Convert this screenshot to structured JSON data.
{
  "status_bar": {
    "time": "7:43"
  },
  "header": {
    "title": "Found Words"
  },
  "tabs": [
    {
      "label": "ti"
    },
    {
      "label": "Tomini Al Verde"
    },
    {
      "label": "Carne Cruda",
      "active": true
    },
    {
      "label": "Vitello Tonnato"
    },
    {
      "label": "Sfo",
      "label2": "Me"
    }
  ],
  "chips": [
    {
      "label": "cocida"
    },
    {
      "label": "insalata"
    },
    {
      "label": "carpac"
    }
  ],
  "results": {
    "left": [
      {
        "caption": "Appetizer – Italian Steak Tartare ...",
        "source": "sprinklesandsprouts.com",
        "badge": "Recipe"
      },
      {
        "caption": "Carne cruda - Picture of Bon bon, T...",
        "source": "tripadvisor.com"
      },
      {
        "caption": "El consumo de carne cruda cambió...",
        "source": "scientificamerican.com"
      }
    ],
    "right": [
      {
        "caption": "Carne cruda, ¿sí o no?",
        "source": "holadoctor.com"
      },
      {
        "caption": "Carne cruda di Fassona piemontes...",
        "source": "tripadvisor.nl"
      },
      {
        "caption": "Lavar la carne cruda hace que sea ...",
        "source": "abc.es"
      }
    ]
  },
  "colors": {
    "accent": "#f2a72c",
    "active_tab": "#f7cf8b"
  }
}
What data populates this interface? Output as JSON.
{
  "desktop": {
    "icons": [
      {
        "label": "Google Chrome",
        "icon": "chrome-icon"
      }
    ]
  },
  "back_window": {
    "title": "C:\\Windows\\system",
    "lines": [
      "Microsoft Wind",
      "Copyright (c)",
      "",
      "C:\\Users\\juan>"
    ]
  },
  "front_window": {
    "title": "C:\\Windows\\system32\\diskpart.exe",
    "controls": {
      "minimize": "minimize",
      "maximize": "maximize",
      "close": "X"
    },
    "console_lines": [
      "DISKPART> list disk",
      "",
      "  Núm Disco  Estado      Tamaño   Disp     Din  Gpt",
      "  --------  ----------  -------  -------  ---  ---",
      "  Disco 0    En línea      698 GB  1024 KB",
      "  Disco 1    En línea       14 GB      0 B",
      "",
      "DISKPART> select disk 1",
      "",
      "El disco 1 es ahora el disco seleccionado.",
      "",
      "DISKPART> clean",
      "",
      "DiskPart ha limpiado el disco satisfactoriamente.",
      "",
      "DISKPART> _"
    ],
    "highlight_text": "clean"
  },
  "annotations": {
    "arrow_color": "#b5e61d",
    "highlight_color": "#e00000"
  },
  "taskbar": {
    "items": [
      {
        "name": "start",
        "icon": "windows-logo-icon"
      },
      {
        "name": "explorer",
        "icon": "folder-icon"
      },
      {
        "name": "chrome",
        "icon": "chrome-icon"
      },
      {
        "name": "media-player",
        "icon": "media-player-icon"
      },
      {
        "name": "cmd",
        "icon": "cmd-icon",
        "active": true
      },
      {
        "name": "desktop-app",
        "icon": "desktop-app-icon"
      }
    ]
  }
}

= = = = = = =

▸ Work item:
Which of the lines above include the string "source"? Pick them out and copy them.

▸ Solution:
        "source": "sprinklesandsprouts.com",
        "source": "tripadvisor.com"
        "source": "scientificamerican.com"
        "source": "holadoctor.com"
        "source": "tripadvisor.nl"
        "source": "abc.es"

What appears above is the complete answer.